Though it took a bit of time for "Cult Of Personality" to catch on, once it did, it cemented its place as a radio staple, and to this day, the song still receives regular rotation. The impact of the song was felt all across the world of music, and one can easily point to Living Colour as the catalyst for the re-diversifying of music throughout the 1990's. Bands like Rage Against The Machine and Body Count certainly owe a great deal of debt to the pioneering efforts of Living Colour, and the attitude and power of their music resonates today as perfectly as it did more than two decades ago.
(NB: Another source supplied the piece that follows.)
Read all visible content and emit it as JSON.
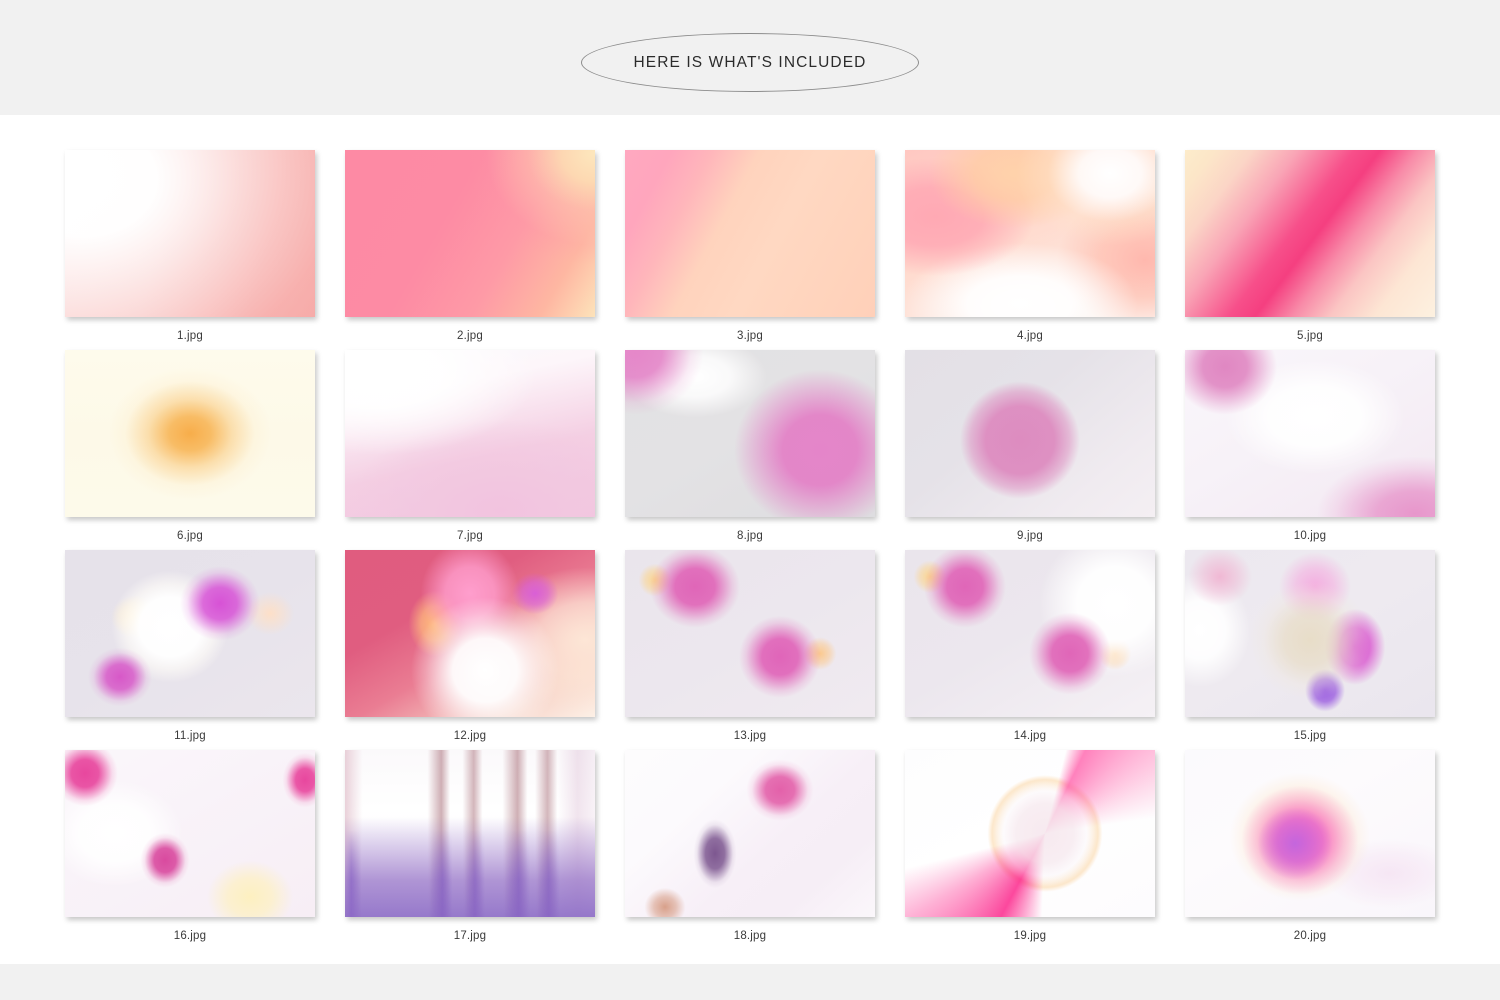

Along with this influence, "Cult Of Personality" was able to bring together music fans from all over the spectrum, as the way in which the song fuses funk, metal, punk, and even avant-jazz becomes a combined sound that is nothing short of stunning. Once the song caught on, it quickly rose to the top portions of many sales charts, and it would eventually earn Living Colour a Grammy for "Best Hard Rock Performance." These accolades and sales were the result of the entire musical work, but it is impossible to deny just how far above the rest the guitar work of Vernon Reid stands. The soul and emotion that be bring to his performance here are truly unparalleled, and one can only listen in awe of his talents. Absolutely every element is perfectly balanced and the band seems on a mission to not be ignored, and it is these realities that make Living Colour's 1988 single, "Cult Of Personality," one of the most memorable and most powerful moments in all of music history.